### HOW TO COMPLETE THIS TASK
For this exercise, copy out each line of the material below that includes "true".
Top of WORKING DATA
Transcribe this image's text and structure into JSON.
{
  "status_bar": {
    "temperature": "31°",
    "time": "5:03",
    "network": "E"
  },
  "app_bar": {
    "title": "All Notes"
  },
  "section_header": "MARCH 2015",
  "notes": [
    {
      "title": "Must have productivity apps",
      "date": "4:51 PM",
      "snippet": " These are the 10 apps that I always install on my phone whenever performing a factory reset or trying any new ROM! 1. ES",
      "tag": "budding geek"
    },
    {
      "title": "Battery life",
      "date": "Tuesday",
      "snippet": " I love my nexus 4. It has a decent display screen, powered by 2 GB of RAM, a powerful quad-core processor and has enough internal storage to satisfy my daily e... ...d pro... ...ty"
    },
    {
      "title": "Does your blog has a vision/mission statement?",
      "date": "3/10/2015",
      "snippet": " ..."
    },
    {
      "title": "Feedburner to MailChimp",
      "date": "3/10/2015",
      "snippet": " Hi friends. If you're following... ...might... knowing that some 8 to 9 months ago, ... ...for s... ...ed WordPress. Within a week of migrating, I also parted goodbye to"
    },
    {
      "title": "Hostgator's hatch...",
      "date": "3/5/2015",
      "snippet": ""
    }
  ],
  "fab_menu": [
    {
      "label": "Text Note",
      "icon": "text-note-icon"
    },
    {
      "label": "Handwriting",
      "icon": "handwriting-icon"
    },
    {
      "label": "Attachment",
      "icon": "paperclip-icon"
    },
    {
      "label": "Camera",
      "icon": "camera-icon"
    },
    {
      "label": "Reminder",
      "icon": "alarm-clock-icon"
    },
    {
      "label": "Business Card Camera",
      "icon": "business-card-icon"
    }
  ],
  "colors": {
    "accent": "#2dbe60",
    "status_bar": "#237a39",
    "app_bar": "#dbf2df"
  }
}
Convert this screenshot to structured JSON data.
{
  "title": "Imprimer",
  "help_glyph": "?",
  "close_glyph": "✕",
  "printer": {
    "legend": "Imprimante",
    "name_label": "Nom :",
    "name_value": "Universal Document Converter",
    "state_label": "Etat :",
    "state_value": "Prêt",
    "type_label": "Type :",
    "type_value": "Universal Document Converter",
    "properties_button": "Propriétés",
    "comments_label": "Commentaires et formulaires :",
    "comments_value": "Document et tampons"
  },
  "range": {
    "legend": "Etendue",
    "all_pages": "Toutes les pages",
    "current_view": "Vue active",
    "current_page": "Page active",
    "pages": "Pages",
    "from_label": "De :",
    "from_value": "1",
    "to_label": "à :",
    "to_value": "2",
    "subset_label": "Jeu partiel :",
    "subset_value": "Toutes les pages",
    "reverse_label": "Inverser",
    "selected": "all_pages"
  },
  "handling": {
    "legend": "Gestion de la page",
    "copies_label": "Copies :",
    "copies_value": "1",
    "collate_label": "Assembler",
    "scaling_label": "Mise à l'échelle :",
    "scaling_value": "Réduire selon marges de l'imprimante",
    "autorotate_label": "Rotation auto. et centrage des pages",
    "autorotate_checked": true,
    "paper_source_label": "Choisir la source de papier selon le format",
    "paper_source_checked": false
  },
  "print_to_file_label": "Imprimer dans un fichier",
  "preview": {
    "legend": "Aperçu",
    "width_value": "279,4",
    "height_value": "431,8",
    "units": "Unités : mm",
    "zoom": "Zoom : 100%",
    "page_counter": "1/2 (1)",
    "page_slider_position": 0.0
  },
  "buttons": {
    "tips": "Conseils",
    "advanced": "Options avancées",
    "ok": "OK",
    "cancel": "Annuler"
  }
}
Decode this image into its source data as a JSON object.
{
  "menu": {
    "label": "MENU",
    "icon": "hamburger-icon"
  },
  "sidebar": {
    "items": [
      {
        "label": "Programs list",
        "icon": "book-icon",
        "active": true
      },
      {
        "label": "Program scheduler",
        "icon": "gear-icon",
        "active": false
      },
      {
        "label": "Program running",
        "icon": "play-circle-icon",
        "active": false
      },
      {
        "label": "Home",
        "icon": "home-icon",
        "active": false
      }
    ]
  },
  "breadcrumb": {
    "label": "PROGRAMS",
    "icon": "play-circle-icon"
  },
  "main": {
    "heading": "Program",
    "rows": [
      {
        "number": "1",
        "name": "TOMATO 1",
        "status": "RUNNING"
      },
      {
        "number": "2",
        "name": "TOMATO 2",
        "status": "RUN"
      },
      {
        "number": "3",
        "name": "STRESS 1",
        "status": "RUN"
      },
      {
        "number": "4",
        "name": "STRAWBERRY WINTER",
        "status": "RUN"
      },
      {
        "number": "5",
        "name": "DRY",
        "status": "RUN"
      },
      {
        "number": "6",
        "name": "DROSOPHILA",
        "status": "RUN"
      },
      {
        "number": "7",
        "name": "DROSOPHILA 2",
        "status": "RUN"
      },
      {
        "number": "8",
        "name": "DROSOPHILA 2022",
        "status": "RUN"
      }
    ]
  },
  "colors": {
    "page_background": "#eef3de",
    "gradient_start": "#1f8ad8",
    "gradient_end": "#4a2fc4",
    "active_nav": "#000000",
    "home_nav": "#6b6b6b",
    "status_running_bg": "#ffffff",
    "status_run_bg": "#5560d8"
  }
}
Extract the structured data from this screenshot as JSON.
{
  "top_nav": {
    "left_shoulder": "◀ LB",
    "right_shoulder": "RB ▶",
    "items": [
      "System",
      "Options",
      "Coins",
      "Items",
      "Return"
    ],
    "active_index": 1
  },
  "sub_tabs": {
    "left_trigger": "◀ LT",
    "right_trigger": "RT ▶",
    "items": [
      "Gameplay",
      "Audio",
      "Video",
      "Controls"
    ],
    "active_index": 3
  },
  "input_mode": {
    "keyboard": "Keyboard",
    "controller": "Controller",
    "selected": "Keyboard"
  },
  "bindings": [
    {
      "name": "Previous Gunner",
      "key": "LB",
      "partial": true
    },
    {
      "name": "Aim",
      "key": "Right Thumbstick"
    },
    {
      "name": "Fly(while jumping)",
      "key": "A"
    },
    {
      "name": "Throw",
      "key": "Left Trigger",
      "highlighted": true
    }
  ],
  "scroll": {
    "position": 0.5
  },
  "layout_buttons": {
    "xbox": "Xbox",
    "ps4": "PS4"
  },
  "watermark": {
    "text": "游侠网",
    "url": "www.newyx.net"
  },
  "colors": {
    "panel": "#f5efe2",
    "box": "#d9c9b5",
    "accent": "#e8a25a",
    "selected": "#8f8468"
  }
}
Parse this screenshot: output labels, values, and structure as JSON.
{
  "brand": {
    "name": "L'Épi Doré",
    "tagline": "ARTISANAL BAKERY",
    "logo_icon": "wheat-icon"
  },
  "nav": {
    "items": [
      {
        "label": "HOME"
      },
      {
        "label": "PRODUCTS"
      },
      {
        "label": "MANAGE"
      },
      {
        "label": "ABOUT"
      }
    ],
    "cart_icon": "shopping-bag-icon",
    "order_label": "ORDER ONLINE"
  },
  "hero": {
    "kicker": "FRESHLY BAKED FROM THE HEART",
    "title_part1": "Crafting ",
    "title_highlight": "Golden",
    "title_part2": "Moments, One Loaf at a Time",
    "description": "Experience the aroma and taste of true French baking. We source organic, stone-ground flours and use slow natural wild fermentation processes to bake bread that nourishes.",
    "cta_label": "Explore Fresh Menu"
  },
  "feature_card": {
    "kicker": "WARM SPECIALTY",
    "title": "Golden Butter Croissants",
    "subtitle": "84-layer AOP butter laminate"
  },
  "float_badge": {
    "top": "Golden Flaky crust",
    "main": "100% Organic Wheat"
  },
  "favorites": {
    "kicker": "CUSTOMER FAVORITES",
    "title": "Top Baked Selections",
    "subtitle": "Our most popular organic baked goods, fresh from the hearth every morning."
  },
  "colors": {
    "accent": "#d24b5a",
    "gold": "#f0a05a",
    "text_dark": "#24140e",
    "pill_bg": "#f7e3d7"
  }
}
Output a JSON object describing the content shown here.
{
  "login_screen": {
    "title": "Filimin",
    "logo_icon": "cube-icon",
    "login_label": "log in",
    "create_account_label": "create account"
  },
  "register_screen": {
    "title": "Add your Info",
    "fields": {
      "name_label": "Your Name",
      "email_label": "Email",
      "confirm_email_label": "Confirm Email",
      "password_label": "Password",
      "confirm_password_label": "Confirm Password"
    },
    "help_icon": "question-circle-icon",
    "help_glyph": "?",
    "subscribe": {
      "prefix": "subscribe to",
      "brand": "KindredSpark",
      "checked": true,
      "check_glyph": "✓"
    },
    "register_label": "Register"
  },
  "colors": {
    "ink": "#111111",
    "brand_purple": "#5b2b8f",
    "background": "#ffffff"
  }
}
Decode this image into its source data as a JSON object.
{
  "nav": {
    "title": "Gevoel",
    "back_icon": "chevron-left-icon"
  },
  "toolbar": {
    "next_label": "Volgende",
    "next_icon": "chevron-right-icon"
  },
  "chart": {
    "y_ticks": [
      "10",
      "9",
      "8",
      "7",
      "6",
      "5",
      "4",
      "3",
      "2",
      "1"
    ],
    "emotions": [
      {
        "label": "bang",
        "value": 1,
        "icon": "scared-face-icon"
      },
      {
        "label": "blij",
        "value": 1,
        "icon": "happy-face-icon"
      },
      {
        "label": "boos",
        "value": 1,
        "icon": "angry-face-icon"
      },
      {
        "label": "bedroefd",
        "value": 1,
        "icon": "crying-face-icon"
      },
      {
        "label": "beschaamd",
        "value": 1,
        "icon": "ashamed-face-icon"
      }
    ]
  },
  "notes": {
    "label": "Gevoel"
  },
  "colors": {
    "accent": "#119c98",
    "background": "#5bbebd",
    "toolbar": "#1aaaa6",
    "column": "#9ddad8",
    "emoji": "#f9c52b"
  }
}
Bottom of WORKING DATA
### FINISHED TASK
    "autorotate_checked": true,
        "active": true
      "partial": true
      "highlighted": true
    "description": "Experience the aroma and taste of true French baking. We source organic, stone-ground flours and use slow natural wild fermentation processes to bake bread that nourishes.",
      "checked": true,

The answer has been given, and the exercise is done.